Uranium — a substance found in rocks and soil — is a cancer-causing agent. Miners of uranium have a high risk of developing lung cancer. As uranium decays, a gas called radon is produced and gets into air and water, and it can accumulate in buildings, including homes. The risk of lung cancer depends on how much radon is in the home.
Other agents which can cause lung cancer are asbestos, arsenic, beryllium, cadmium, chromium, nickel, coal smoke, soot, silica and diesel fumes.
There are two lung diseases which can increase the risk of lung cancer: chronic obstructive pulmonary disease (COPD) and the widespread pulmonary fibrosis.
The risk of lung cancer is higher in smokers with a family history of smoking, especially when there are several cases in the family.

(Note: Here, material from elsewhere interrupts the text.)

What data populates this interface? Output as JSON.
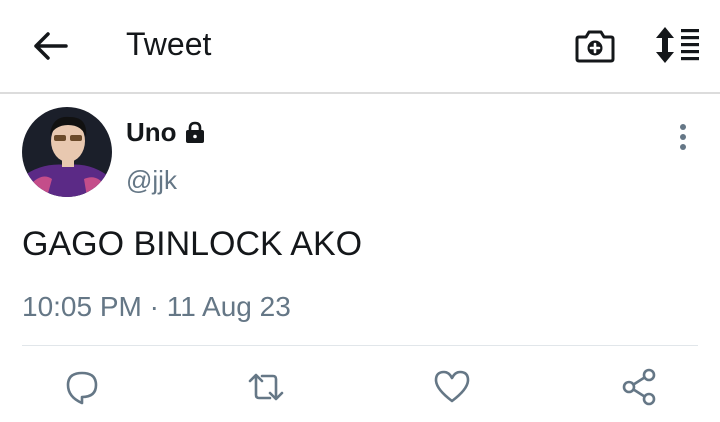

The risk of lung cancer may be increased in people with a smoking-related cancer (stomach, bladder, kidney, pancreatic, cervical, or head and neck cancers, or acute myeloid leukaemia) and in people who have had lymphoma.